I started several drawing projects during last month’s residency Artists @ Work. While most of these drawings involved charcoal, I had one daily ritual that required clean hands.

Every morning I began the work day with a blind contour line drawing. Using a fine point marker on square sheets of paper, I drew what I saw in front of me with a continuous line, moving around and across the surfaces of objects, architectural structures, and people.

          

-list from illustrator Tim Dose

What makes these drawings quirky (some would say ugly) is the “blind” part of this process. Here are the rules: Do not look at your paper, only at the objects you’re drawing. Start at the edge of the paper and move slowly along observed contours, with your hand and eyes working in tandem. Do not stop or lift the pen until you run off the edge of the paper.

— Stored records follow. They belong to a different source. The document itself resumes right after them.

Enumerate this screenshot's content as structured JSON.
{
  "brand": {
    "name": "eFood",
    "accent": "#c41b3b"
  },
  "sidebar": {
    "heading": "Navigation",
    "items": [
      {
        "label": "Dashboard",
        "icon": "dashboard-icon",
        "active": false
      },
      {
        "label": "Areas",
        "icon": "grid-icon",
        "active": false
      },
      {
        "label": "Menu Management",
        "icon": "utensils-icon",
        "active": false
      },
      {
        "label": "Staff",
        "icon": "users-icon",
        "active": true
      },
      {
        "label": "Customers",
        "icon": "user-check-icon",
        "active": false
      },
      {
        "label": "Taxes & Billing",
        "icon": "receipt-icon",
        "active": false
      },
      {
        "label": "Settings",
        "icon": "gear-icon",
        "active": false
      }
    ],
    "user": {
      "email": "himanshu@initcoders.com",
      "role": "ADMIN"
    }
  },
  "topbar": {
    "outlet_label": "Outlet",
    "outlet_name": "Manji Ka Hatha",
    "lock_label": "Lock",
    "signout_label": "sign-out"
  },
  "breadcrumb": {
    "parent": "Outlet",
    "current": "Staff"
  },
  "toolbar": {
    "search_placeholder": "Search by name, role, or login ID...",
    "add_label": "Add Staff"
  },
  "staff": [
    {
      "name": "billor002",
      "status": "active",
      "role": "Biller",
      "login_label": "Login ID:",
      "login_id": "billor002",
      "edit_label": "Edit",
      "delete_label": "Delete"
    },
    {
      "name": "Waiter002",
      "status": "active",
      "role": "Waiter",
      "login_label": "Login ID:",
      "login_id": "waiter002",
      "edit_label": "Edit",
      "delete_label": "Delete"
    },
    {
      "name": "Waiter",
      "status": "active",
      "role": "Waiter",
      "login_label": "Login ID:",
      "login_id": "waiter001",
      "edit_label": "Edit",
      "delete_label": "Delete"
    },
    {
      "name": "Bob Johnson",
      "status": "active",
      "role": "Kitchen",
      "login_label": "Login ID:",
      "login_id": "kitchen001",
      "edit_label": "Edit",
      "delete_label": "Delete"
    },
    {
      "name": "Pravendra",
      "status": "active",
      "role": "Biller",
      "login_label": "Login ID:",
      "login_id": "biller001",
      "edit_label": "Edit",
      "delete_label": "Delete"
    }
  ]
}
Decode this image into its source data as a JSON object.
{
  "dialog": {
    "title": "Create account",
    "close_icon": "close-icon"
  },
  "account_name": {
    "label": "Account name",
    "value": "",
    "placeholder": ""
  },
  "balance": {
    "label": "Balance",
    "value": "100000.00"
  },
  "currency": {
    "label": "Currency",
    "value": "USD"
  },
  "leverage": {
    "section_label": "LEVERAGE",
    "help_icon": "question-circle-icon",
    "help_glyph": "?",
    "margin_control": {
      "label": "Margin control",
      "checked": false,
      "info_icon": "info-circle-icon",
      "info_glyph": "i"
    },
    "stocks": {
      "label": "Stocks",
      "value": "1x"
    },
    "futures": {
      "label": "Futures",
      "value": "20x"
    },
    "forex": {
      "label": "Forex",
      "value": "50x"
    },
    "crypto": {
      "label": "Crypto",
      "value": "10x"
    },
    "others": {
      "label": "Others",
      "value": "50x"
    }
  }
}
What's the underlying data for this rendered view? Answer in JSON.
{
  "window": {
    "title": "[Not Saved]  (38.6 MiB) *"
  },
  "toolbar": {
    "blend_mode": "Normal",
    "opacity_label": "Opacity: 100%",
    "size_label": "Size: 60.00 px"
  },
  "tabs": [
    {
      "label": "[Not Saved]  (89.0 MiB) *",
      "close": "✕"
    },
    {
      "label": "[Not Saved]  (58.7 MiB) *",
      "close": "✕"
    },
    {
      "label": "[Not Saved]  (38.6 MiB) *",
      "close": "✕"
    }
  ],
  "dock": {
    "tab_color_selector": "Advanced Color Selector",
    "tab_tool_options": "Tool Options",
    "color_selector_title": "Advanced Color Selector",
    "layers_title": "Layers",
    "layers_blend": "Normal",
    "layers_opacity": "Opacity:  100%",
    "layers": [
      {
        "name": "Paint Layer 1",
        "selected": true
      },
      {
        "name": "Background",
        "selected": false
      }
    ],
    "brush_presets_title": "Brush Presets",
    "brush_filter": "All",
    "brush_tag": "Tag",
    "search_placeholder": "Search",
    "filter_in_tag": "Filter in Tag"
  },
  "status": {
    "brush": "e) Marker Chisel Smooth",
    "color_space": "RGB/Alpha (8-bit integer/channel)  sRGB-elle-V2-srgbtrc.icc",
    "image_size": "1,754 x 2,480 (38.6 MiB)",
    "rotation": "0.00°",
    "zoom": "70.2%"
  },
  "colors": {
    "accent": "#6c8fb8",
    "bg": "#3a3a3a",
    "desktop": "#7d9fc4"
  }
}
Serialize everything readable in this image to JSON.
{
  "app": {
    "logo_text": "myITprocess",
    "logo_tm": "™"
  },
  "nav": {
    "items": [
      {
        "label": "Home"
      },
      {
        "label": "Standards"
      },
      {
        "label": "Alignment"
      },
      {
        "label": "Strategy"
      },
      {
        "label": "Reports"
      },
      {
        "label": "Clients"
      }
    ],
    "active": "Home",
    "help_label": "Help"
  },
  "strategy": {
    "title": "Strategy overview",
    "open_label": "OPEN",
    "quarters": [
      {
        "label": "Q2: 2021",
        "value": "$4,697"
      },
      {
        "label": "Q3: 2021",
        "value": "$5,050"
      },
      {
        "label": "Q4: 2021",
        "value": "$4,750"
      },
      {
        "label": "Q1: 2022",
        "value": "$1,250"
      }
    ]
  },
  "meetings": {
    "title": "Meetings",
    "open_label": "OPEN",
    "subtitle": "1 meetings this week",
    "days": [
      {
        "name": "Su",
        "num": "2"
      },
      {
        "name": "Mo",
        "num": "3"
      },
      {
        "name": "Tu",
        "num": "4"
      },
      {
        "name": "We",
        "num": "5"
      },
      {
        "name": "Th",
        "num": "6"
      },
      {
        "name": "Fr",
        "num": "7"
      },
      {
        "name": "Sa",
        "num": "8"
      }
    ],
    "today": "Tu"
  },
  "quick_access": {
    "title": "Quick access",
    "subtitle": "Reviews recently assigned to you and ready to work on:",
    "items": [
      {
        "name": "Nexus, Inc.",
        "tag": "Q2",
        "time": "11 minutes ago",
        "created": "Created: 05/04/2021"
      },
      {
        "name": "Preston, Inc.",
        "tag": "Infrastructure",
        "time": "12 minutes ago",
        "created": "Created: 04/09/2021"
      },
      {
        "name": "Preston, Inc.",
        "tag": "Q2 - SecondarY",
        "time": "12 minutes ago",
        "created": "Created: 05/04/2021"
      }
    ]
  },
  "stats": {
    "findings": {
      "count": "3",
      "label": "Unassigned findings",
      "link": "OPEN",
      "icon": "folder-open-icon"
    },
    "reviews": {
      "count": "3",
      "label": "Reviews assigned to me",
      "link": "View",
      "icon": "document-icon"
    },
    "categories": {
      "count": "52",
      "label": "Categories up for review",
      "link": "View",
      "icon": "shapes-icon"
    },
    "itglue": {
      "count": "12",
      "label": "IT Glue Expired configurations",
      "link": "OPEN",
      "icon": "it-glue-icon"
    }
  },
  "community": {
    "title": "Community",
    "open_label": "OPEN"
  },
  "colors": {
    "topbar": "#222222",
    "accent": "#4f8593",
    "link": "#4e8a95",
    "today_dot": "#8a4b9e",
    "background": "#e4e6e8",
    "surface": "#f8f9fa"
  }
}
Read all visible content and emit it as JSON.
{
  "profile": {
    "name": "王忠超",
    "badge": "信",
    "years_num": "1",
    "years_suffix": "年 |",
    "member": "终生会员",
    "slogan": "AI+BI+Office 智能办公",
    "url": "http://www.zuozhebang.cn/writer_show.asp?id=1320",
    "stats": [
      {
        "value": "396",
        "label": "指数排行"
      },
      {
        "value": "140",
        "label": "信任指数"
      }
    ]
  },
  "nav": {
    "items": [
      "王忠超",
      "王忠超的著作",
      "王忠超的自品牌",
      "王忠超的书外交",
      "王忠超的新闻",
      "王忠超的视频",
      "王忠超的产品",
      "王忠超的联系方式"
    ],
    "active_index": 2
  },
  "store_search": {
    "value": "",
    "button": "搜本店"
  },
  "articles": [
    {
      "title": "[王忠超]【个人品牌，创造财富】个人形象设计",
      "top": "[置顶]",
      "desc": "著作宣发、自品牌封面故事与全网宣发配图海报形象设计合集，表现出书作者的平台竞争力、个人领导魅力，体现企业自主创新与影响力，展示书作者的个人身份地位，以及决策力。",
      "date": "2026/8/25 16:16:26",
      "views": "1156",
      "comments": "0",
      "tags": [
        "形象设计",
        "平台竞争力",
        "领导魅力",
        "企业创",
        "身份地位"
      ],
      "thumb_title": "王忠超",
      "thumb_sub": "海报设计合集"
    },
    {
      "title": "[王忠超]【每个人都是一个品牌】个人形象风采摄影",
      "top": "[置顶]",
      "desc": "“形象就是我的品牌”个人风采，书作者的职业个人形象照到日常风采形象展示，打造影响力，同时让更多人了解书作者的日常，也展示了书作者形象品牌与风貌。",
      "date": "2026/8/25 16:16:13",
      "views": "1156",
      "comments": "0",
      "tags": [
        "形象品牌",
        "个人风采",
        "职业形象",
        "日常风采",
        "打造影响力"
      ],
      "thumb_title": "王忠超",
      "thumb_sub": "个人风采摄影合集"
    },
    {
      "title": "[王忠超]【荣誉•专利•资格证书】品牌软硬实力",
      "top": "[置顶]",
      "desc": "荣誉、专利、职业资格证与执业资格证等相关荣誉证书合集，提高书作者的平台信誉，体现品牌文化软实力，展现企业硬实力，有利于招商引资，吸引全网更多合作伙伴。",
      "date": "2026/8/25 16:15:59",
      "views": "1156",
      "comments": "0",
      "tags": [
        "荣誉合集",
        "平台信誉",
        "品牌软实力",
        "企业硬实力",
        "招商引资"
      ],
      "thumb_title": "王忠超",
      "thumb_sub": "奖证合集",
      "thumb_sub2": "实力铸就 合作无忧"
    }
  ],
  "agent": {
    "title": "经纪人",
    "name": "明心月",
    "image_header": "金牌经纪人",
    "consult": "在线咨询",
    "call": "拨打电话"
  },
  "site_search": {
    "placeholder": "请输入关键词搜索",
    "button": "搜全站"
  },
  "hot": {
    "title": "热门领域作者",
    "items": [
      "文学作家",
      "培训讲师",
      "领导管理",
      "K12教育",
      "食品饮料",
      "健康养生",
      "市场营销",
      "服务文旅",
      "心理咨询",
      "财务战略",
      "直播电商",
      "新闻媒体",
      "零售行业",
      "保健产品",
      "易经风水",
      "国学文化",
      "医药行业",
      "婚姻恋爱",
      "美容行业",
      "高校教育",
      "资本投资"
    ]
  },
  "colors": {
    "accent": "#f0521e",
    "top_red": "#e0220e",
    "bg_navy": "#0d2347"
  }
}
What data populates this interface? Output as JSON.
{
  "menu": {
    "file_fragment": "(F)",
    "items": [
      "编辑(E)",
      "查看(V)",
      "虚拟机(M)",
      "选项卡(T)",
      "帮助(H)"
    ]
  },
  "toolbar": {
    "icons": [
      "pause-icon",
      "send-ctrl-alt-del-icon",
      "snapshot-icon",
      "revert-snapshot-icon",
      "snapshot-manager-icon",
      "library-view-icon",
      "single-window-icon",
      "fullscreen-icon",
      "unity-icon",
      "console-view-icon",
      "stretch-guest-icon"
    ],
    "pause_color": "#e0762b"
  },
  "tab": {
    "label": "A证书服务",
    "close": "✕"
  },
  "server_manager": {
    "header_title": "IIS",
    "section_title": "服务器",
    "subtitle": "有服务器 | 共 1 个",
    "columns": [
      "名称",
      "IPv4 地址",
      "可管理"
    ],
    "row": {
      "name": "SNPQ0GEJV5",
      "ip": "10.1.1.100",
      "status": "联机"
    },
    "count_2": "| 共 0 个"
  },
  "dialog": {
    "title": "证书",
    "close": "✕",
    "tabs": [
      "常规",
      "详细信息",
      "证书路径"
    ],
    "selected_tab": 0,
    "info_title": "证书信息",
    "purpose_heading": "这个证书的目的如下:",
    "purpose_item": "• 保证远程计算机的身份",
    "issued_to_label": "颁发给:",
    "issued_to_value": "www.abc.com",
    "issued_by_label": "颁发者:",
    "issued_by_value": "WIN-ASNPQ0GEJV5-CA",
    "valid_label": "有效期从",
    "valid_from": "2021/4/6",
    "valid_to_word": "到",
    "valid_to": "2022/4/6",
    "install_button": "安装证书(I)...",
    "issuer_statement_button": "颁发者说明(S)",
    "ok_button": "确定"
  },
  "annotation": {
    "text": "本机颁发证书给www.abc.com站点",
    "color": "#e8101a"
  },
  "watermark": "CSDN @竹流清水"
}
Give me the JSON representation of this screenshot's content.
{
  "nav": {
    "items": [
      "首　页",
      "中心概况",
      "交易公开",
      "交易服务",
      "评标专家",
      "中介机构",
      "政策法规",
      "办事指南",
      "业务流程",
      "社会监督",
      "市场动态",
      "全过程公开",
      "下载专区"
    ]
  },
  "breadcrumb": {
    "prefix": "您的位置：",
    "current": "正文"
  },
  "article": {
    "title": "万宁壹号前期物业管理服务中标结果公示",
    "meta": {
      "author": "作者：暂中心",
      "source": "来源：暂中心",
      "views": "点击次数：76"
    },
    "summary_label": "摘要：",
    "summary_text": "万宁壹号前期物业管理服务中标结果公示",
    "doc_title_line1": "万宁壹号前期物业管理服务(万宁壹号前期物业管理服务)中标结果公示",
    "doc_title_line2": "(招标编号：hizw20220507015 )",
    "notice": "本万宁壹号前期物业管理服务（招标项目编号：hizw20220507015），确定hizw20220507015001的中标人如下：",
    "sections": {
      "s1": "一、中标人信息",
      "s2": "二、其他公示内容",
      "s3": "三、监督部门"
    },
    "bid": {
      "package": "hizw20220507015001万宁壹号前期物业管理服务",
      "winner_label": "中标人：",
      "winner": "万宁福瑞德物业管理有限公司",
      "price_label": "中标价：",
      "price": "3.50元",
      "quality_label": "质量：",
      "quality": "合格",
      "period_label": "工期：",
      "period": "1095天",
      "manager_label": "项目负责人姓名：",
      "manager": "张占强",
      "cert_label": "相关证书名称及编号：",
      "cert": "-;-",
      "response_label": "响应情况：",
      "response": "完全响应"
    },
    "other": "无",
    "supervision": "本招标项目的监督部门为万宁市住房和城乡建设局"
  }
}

My goal was to create a 2-D representation of the 3-D space and a record of our residency, by beginning and ending at the same point. Instead, I started with the piano in the southeastern corner of the building and ended with Hester at the computer, in the northeastern corner. I spent too much time hung up on the ceiling.

I’m now in the process of connecting the 19 sheets in an accordion format. Using a sewing machine with white thread, I’m having fun linking the pages together with sewn/drawn shapes that describe what I can remember of the space – windows, podiums, a ladder, etc.

Friends and fellow resident artists Gale and Julia joined me for a group blind sketch: 

Mike Bergen's drawing of Carol

 

Un-speak-able Book Arts Exhibit

 

The national juried exhibit
Un-speak-able opened last week at The Arts Center in Corvallis, Oregon. A year ago I submitted the idea of an artist book show to the Center’s Exhibition Committee during their Request for Proposals, 2011 season.  Several committee members shared my interest in the art form, and in hosting their first exhibit of book arts.

The 64 books in this show present a wide range of shapes and forms: altered books, bindings, unique pieces, samples of small editions, calligraphed books, and conceptual work.

My thanks to the Center’s curator Hester Coucke for inviting me to work with her on this show; our juror Barbara Tetenbaum, Professor and Book Arts Department Head at the Oregon College of Art and Craft; and the 48 book artists who graciously share their creations with the community.

Here are a few of my snapshots from the opening. To view complete descriptions and high-quality images of all Un-speak-able entries visit this link at The Arts Center.